- _INFORMATION SHOWN_:
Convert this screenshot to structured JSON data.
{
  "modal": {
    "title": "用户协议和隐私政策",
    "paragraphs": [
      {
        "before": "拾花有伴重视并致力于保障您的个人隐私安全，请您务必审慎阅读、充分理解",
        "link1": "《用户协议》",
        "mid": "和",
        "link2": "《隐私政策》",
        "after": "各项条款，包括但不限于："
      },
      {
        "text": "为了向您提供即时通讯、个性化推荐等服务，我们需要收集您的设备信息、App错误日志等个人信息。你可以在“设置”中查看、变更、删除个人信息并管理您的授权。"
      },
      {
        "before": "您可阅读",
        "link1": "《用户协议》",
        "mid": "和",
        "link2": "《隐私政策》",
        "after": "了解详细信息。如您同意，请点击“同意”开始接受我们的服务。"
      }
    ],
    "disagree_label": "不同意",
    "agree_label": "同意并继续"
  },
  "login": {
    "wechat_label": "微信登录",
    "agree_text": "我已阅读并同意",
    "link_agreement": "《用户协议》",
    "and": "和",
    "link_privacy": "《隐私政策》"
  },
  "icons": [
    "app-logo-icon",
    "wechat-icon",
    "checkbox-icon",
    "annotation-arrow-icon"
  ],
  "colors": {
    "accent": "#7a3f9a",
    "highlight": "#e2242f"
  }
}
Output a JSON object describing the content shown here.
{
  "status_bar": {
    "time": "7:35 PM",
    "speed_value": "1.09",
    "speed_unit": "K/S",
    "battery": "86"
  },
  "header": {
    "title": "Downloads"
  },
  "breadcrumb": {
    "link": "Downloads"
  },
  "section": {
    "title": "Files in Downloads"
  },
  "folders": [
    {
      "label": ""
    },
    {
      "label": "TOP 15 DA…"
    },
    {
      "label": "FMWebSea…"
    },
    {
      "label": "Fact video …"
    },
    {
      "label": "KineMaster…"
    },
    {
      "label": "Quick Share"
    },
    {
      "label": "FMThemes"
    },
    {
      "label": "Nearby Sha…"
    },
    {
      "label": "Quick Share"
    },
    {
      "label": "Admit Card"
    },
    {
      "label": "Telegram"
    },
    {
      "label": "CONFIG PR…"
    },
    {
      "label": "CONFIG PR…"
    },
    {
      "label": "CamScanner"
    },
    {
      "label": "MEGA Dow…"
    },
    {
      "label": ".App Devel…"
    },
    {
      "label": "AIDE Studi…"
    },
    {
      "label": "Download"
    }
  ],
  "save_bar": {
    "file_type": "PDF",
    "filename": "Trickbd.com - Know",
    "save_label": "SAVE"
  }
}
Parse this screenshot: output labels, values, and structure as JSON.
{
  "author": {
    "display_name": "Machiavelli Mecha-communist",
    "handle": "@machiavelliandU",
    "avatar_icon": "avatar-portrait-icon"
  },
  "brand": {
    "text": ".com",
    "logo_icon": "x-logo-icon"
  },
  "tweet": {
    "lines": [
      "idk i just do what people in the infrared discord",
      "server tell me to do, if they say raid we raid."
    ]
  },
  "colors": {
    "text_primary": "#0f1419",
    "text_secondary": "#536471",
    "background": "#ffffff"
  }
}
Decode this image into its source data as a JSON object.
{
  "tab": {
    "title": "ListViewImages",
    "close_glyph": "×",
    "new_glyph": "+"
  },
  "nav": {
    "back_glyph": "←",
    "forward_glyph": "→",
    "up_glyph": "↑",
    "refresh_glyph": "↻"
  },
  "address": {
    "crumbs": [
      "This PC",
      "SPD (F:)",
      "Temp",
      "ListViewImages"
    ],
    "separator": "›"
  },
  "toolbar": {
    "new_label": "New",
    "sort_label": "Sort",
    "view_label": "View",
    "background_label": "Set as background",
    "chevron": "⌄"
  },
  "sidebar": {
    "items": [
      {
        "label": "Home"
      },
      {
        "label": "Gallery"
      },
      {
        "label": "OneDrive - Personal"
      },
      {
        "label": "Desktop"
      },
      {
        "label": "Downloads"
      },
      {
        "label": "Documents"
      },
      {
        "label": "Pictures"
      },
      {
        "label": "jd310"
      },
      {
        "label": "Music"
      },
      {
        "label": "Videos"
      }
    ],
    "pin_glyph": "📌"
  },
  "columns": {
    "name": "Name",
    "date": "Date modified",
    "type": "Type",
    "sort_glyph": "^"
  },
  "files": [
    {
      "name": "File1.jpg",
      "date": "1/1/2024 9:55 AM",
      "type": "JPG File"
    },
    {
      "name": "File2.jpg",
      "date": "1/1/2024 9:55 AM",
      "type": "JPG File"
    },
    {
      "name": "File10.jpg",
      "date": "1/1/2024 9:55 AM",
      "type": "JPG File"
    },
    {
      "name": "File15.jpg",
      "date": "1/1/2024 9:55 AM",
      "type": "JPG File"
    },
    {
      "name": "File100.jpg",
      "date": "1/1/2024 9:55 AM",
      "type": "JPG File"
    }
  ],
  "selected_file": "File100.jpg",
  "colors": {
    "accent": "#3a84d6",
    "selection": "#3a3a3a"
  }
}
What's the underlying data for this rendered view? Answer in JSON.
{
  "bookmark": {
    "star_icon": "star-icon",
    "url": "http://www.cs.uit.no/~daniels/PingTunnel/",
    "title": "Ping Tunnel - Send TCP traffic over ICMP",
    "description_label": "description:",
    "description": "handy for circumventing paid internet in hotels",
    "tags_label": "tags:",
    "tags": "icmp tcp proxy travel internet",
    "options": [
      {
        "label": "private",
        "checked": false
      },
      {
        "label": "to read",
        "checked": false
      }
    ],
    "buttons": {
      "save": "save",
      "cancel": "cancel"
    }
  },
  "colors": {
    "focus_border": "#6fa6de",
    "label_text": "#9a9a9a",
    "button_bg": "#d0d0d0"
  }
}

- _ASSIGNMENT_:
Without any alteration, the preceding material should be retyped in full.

- _ANSWER_:
Convert this screenshot to structured JSON data.
{
  "modal": {
    "title": "用户协议和隐私政策",
    "paragraphs": [
      {
        "before": "拾花有伴重视并致力于保障您的个人隐私安全，请您务必审慎阅读、充分理解",
        "link1": "《用户协议》",
        "mid": "和",
        "link2": "《隐私政策》",
        "after": "各项条款，包括但不限于："
      },
      {
        "text": "为了向您提供即时通讯、个性化推荐等服务，我们需要收集您的设备信息、App错误日志等个人信息。你可以在“设置”中查看、变更、删除个人信息并管理您的授权。"
      },
      {
        "before": "您可阅读",
        "link1": "《用户协议》",
        "mid": "和",
        "link2": "《隐私政策》",
        "after": "了解详细信息。如您同意，请点击“同意”开始接受我们的服务。"
      }
    ],
    "disagree_label": "不同意",
    "agree_label": "同意并继续"
  },
  "login": {
    "wechat_label": "微信登录",
    "agree_text": "我已阅读并同意",
    "link_agreement": "《用户协议》",
    "and": "和",
    "link_privacy": "《隐私政策》"
  },
  "icons": [
    "app-logo-icon",
    "wechat-icon",
    "checkbox-icon",
    "annotation-arrow-icon"
  ],
  "colors": {
    "accent": "#7a3f9a",
    "highlight": "#e2242f"
  }
}
Output a JSON object describing the content shown here.
{
  "status_bar": {
    "time": "7:35 PM",
    "speed_value": "1.09",
    "speed_unit": "K/S",
    "battery": "86"
  },
  "header": {
    "title": "Downloads"
  },
  "breadcrumb": {
    "link": "Downloads"
  },
  "section": {
    "title": "Files in Downloads"
  },
  "folders": [
    {
      "label": ""
    },
    {
      "label": "TOP 15 DA…"
    },
    {
      "label": "FMWebSea…"
    },
    {
      "label": "Fact video …"
    },
    {
      "label": "KineMaster…"
    },
    {
      "label": "Quick Share"
    },
    {
      "label": "FMThemes"
    },
    {
      "label": "Nearby Sha…"
    },
    {
      "label": "Quick Share"
    },
    {
      "label": "Admit Card"
    },
    {
      "label": "Telegram"
    },
    {
      "label": "CONFIG PR…"
    },
    {
      "label": "CONFIG PR…"
    },
    {
      "label": "CamScanner"
    },
    {
      "label": "MEGA Dow…"
    },
    {
      "label": ".App Devel…"
    },
    {
      "label": "AIDE Studi…"
    },
    {
      "label": "Download"
    }
  ],
  "save_bar": {
    "file_type": "PDF",
    "filename": "Trickbd.com - Know",
    "save_label": "SAVE"
  }
}
Parse this screenshot: output labels, values, and structure as JSON.
{
  "author": {
    "display_name": "Machiavelli Mecha-communist",
    "handle": "@machiavelliandU",
    "avatar_icon": "avatar-portrait-icon"
  },
  "brand": {
    "text": ".com",
    "logo_icon": "x-logo-icon"
  },
  "tweet": {
    "lines": [
      "idk i just do what people in the infrared discord",
      "server tell me to do, if they say raid we raid."
    ]
  },
  "colors": {
    "text_primary": "#0f1419",
    "text_secondary": "#536471",
    "background": "#ffffff"
  }
}
Decode this image into its source data as a JSON object.
{
  "tab": {
    "title": "ListViewImages",
    "close_glyph": "×",
    "new_glyph": "+"
  },
  "nav": {
    "back_glyph": "←",
    "forward_glyph": "→",
    "up_glyph": "↑",
    "refresh_glyph": "↻"
  },
  "address": {
    "crumbs": [
      "This PC",
      "SPD (F:)",
      "Temp",
      "ListViewImages"
    ],
    "separator": "›"
  },
  "toolbar": {
    "new_label": "New",
    "sort_label": "Sort",
    "view_label": "View",
    "background_label": "Set as background",
    "chevron": "⌄"
  },
  "sidebar": {
    "items": [
      {
        "label": "Home"
      },
      {
        "label": "Gallery"
      },
      {
        "label": "OneDrive - Personal"
      },
      {
        "label": "Desktop"
      },
      {
        "label": "Downloads"
      },
      {
        "label": "Documents"
      },
      {
        "label": "Pictures"
      },
      {
        "label": "jd310"
      },
      {
        "label": "Music"
      },
      {
        "label": "Videos"
      }
    ],
    "pin_glyph": "📌"
  },
  "columns": {
    "name": "Name",
    "date": "Date modified",
    "type": "Type",
    "sort_glyph": "^"
  },
  "files": [
    {
      "name": "File1.jpg",
      "date": "1/1/2024 9:55 AM",
      "type": "JPG File"
    },
    {
      "name": "File2.jpg",
      "date": "1/1/2024 9:55 AM",
      "type": "JPG File"
    },
    {
      "name": "File10.jpg",
      "date": "1/1/2024 9:55 AM",
      "type": "JPG File"
    },
    {
      "name": "File15.jpg",
      "date": "1/1/2024 9:55 AM",
      "type": "JPG File"
    },
    {
      "name": "File100.jpg",
      "date": "1/1/2024 9:55 AM",
      "type": "JPG File"
    }
  ],
  "selected_file": "File100.jpg",
  "colors": {
    "accent": "#3a84d6",
    "selection": "#3a3a3a"
  }
}
What's the underlying data for this rendered view? Answer in JSON.
{
  "bookmark": {
    "star_icon": "star-icon",
    "url": "http://www.cs.uit.no/~daniels/PingTunnel/",
    "title": "Ping Tunnel - Send TCP traffic over ICMP",
    "description_label": "description:",
    "description": "handy for circumventing paid internet in hotels",
    "tags_label": "tags:",
    "tags": "icmp tcp proxy travel internet",
    "options": [
      {
        "label": "private",
        "checked": false
      },
      {
        "label": "to read",
        "checked": false
      }
    ],
    "buttons": {
      "save": "save",
      "cancel": "cancel"
    }
  },
  "colors": {
    "focus_border": "#6fa6de",
    "label_text": "#9a9a9a",
    "button_bg": "#d0d0d0"
  }
}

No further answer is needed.